Fall is a great season photographically speaking. The temperatures start dropping making it more tolerable to hike around and explore. The big summer crowds are back to work and school. The wildlife is out and about roaming around gathering for the winter. These are all great, but probably the best is the changing colors of the forest. Here are some fall photography tips to help get the best fall images possible. 1) Use a Polarizing filter. This will cut down on atmospheric haze and make the color of the trees pop. This filter is also great for reflection shots around lakes and ponds. The filter will increase the reflection effect which is often desired when photographing fall trees.
2) Zoom in. Fall is a great time to catch the details and colors of leaves. After a rain look for a leaf on the ground with water beads built up on it. Zoom in or get really close with a macro lens. These can be really cool shots. Also zoom in on one specific tree. Better yet just a section of the tree. Try to keep the composition simple.
3) Find a curvy road. Curvy roads are cool anytime of year, but add in some fall color and they can become epic. Try shooting a longer lens to help bring out the curve. Also keep the sky out of the image to give the road a "covered" look.
4) Shoot abstracts. Fall abstracts are some of the best images of the season. Either a reflection from a moving river or lake, or a panning blur. Your options are limitless. All you need to do is find an interesting color pallet and fool around with your camera. Experiment and see what you can come up with.
5) Find an overlook!
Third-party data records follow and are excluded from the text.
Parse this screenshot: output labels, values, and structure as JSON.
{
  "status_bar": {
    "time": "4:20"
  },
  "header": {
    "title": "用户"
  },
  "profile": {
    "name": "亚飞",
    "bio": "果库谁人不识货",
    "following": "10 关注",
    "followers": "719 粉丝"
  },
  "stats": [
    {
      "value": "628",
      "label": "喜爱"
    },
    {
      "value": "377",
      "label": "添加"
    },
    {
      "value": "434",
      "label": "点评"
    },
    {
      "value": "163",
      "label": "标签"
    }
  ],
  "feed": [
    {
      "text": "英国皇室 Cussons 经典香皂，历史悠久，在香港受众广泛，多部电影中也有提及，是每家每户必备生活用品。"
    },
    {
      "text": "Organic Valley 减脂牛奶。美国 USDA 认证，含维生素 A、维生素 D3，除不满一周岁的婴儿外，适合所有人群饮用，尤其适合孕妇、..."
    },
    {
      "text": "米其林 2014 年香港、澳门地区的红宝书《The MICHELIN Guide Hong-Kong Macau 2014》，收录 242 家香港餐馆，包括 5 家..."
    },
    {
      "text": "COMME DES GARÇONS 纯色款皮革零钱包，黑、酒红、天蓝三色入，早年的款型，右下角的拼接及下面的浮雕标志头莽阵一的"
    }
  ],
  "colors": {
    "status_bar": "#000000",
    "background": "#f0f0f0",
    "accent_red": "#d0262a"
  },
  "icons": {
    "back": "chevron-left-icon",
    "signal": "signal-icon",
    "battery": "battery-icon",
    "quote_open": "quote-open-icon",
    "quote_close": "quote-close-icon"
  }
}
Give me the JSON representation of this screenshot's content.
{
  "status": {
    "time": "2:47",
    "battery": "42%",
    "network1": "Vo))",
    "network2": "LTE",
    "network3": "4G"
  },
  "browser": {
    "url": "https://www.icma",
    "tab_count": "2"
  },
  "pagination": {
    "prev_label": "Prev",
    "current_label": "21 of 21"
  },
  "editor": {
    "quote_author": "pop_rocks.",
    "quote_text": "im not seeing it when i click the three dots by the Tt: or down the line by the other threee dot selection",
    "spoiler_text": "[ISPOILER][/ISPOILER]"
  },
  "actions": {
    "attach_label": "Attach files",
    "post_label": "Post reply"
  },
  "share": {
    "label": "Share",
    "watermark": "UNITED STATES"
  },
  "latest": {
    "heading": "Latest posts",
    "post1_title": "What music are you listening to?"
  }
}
Research your local parks and conservancies to find an overlook that is high above the trees. This will provide an epic view of a sea of color that may best represent autumn.
Fall is a great season to photograph, but since it usually lasts only a few weeks or less, you need to get out almost on a daily basis. Lower Michigan is at peak or just past, some of the midwest is still coming close to peak if not already there. Check the local color report in your area!